As is often the case in October baseball, a certain individual, often an unexpected one, steps up for his team in a huge way and carries the load or perhaps delivers *the* hit that results in a series win. Sometimes it is the superstar of a team, like Madison Bumgarner who put the Giants on his back in the 2014 World Series, and other times it is a largely unexpected hero. For example, who would have predicted that Nyjer Morgan would be the star for the Brewers in the 2011 NLDS? or even Erik Kratz, the 38-year-old catcher making his major league debut for the Brewers in the sweep of Colorado? It’s difficult to predict who this X-factor will be, but looking at matchups as well as other factors gives me a few hints as to who it could be.

 

Broadly speaking, Craig Counsell’s unorthodox methods of managing his pitching staff will be a key determining factor in how this series is decided, as well as how those pitchers execute the plan in place, which they were able to accomplish beautifully in the NLDS against Colorado.

In terms of specific players, let’s take a look at who may be poised to have a big-time series against Los Angeles’ lefty-heavy rotation.
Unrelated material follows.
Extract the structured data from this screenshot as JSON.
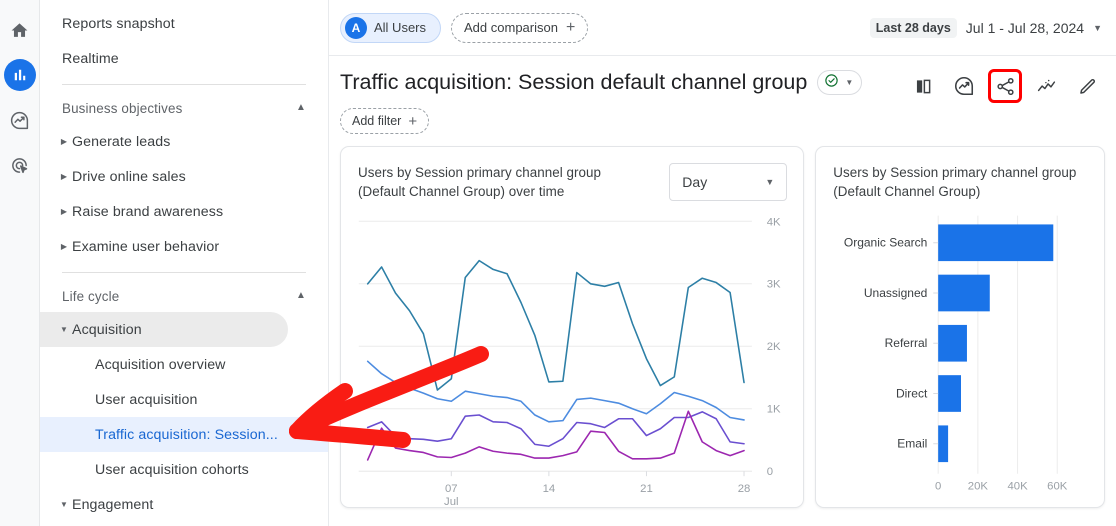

One name that sticks out is Lorenzo Cain. As a right-handed batter, Cain naturally performs well offensively against left-handed pitching. The always-smiling Brewers center fielder has a tremendous on-base percentage of .451 this season against left-handed pitching, which will prove to be critical because he typically is followed by Christian Yelich and Ryan Braun in the batting order, both of whom are driving in runs at a very high clip of late.
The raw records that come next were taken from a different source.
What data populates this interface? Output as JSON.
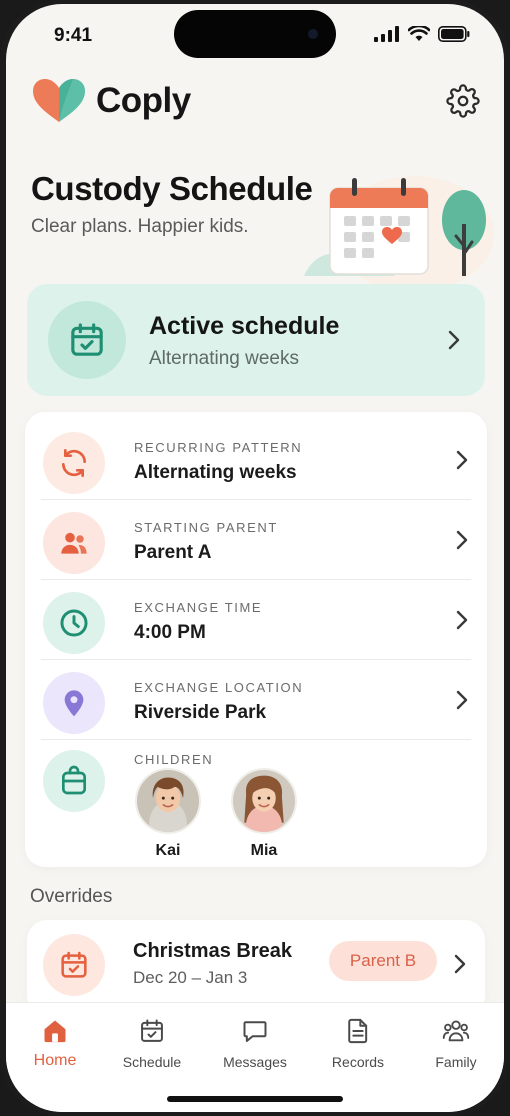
{
  "status_bar": {
    "time": "9:41"
  },
  "brand": {
    "name": "Coply"
  },
  "hero": {
    "title": "Custody Schedule",
    "subtitle": "Clear plans. Happier kids."
  },
  "active_schedule": {
    "title": "Active schedule",
    "subtitle": "Alternating weeks"
  },
  "settings_list": [
    {
      "label": "RECURRING PATTERN",
      "value": "Alternating weeks",
      "icon": "repeat-icon"
    },
    {
      "label": "STARTING PARENT",
      "value": "Parent A",
      "icon": "users-icon"
    },
    {
      "label": "EXCHANGE TIME",
      "value": "4:00 PM",
      "icon": "clock-icon"
    },
    {
      "label": "EXCHANGE LOCATION",
      "value": "Riverside Park",
      "icon": "location-pin-icon"
    }
  ],
  "children": {
    "label": "CHILDREN",
    "kids": [
      {
        "name": "Kai"
      },
      {
        "name": "Mia"
      }
    ]
  },
  "overrides": {
    "title": "Overrides",
    "items": [
      {
        "title": "Christmas Break",
        "dates": "Dec 20 – Jan 3",
        "badge": "Parent B"
      }
    ]
  },
  "tab_bar": {
    "tabs": [
      {
        "label": "Home",
        "icon": "home-icon",
        "active": true
      },
      {
        "label": "Schedule",
        "icon": "calendar-check-icon"
      },
      {
        "label": "Messages",
        "icon": "message-icon"
      },
      {
        "label": "Records",
        "icon": "document-icon"
      },
      {
        "label": "Family",
        "icon": "family-icon"
      }
    ]
  },
  "colors": {
    "accent": "#e0613f",
    "teal": "#2f9c83",
    "mint_card": "#dcf2ea",
    "background": "#f7f5f1"
  }
}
Matchup factors aside, Cain is due for a big series for more reasons than one. Cain’s presence as a clubhouse leader is just as important as his presence on the field. Being one of two players on the roster with a World Series title, the moment is never too big for LoCain. With a roster comprised of many young and inexperienced players, pitchers and position players alike, Cain’s postseason experience and success are invaluable to the 2018 Milwaukee Brewers.

An additional reason why Cain will have a breakout series is that he is due for some big hits and to once again find his stride at the plate. He had just one hit in the Divisional Round, and if we know anything about Lorenzo, it’s that his slumps don’t last long. Cain is aware of his recent struggles at the plate. After game two against the Rockies, Cain told reporters: “I’ve been playing like (bleep)… I’ve definitely got to get it going.” A slew of left-handed pitchers should help him bust out of it and be the dynamic, base-stealing, offensively and defensively gifted stud of a center fielder. And while it is a good thing that the Brewers have been able to win game after game despite their All-Star center fielder having success who was among league leaders in WAR (6.9), his emergence will make the Brewers lineup that much more formidable.

Another name to watch as potential X-factors are second baseman Jonathan Schoop who, as a right-handed batter with power, may see more plate appearances this series than he did in the previous one. Travis Shaw’s struggles against left-handed pitching have been well-documented, and Craig Counsell stated in a presser earlier this week that he will not hesitate to shake his lineup more against the Dodgers than he did against the Rockies. Schoop didn’t get a start in the Divisional Round, and my gut says he will get one at the very least in the upcoming Championship series.

Clearly, the quest for the franchise’s first World Series appearance in 36 years will have to be a complete team effort. The Crew faces an uphill battle against a much larger market team with what most consider to be a deeper pitching staff, but they don’t seem like the type of group to not step up when the lights are shining the brightest. As Ryan Braun said during the Brewers’ most recent champagne celebration, in their eyes, they have three celebrations down and two more to go.

Let’s do this, Milwaukee.